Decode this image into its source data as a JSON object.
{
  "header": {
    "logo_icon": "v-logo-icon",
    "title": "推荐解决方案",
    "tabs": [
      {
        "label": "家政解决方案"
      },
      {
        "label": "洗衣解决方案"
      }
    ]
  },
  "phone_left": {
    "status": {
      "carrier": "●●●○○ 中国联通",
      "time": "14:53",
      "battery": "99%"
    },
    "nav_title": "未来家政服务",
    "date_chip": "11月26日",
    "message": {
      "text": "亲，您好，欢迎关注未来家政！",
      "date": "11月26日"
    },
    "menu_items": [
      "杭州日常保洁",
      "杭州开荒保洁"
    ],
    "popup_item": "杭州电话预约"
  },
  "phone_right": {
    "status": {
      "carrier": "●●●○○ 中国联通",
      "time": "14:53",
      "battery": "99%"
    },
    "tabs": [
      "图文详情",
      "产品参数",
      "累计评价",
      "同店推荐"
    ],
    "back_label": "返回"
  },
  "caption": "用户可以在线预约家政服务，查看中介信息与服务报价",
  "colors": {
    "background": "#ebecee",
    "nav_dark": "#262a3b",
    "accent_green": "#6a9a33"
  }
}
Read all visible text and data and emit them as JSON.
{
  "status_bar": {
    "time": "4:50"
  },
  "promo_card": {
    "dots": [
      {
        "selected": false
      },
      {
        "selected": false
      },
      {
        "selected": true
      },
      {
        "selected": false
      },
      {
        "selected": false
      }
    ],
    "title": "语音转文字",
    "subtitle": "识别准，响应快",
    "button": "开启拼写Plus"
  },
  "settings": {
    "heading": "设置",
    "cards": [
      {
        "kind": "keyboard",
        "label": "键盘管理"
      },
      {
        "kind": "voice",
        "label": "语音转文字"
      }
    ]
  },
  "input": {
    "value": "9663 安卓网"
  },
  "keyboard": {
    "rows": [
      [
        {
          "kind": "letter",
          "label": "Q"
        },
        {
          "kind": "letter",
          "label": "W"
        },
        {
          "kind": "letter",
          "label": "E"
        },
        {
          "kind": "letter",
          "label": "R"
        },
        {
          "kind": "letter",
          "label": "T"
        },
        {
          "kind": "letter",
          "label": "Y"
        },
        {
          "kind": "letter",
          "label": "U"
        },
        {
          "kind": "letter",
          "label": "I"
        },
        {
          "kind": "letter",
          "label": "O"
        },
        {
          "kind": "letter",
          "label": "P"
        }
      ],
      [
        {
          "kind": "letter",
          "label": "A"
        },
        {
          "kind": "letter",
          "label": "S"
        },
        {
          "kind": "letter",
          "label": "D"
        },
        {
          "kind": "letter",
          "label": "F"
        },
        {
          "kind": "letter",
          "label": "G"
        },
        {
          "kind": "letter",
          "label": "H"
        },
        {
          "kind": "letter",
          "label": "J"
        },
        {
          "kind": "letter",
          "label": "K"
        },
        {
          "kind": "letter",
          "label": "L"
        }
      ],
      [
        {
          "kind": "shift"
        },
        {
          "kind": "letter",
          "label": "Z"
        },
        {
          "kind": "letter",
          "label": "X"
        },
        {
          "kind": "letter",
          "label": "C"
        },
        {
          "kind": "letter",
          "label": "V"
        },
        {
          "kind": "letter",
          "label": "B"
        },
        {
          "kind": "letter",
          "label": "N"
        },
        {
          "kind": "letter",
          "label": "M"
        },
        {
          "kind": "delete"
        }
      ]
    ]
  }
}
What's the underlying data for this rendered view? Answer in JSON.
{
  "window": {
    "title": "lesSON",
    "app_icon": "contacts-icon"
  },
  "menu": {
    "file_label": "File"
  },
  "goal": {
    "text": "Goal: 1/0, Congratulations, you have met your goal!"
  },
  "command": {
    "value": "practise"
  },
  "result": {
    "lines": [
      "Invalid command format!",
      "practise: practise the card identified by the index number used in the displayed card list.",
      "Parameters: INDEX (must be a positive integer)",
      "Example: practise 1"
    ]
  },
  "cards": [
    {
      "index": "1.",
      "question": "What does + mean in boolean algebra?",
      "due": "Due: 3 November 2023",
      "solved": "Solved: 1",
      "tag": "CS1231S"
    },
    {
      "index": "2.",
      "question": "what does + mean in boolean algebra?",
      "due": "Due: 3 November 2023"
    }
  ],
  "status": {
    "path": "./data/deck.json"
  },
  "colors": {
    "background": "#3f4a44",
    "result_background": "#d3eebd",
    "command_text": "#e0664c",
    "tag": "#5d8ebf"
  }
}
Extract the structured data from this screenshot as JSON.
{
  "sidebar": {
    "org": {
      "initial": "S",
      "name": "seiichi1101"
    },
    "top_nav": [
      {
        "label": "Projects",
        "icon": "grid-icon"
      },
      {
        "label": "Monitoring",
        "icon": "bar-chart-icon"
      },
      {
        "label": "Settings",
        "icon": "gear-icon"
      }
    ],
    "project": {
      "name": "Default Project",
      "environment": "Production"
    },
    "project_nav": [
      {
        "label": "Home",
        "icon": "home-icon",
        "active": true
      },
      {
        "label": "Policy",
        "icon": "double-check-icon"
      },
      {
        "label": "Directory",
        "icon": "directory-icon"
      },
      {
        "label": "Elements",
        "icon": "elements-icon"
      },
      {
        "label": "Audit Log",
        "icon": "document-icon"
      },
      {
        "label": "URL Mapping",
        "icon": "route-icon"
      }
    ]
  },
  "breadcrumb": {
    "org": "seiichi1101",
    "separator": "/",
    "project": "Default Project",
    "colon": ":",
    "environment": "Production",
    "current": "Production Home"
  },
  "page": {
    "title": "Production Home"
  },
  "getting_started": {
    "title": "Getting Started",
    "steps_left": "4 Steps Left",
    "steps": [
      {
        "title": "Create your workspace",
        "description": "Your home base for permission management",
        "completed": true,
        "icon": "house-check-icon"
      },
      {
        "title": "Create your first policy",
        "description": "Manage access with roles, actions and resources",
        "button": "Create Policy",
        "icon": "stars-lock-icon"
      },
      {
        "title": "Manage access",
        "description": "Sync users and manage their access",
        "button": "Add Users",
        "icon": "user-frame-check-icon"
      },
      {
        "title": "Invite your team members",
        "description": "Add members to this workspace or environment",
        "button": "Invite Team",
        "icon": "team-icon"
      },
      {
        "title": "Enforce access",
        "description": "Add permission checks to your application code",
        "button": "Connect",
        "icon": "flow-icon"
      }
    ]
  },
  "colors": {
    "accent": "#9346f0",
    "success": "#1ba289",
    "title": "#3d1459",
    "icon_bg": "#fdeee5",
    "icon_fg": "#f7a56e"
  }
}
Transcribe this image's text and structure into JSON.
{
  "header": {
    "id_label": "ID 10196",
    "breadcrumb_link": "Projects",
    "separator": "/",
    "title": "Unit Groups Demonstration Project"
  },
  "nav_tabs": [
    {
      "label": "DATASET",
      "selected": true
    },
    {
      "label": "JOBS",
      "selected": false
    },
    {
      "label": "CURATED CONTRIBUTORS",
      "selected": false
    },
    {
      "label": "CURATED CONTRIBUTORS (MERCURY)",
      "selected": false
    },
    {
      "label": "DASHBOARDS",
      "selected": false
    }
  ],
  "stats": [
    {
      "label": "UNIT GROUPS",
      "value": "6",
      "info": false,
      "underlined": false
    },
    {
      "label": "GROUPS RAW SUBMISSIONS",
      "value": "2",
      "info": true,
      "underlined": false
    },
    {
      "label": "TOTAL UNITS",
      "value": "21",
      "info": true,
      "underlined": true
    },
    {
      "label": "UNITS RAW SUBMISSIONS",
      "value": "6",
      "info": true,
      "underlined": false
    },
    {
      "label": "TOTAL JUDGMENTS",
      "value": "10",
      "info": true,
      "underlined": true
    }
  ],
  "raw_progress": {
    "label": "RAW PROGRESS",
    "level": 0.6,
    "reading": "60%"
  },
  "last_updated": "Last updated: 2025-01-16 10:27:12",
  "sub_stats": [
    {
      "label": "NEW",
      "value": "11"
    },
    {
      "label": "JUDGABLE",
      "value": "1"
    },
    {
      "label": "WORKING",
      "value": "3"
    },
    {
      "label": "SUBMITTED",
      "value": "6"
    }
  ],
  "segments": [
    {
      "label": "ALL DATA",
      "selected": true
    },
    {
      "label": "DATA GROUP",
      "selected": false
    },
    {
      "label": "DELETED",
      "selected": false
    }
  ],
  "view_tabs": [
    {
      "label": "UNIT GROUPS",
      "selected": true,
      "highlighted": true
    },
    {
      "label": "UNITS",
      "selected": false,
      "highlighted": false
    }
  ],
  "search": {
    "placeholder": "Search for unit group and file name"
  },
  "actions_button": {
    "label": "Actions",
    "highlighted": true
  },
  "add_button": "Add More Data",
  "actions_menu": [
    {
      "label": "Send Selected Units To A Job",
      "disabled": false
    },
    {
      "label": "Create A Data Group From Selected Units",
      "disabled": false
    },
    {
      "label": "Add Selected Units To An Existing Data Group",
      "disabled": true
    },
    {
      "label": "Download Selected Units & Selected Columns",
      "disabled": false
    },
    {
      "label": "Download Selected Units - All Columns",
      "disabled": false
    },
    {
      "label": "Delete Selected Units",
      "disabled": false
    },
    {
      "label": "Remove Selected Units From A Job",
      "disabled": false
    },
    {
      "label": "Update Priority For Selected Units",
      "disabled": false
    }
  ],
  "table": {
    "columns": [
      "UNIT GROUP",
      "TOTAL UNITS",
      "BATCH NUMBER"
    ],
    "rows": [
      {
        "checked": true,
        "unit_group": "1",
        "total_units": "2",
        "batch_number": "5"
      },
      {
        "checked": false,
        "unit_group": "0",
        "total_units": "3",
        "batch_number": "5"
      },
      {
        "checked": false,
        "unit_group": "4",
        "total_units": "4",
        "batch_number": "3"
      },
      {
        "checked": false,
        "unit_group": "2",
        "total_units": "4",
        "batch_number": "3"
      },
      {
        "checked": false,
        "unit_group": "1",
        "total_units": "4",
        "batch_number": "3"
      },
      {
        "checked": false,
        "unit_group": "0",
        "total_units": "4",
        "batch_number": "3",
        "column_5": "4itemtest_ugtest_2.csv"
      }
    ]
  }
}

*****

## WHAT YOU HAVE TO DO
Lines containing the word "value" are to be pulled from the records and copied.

## RESULT OF THIS EXERCISE
    "value": "9663 安卓网"
    "value": "practise"
      "value": "6",
      "value": "2",
      "value": "21",
      "value": "6",
      "value": "10",
      "value": "11"
      "value": "1"
      "value": "3"
      "value": "6"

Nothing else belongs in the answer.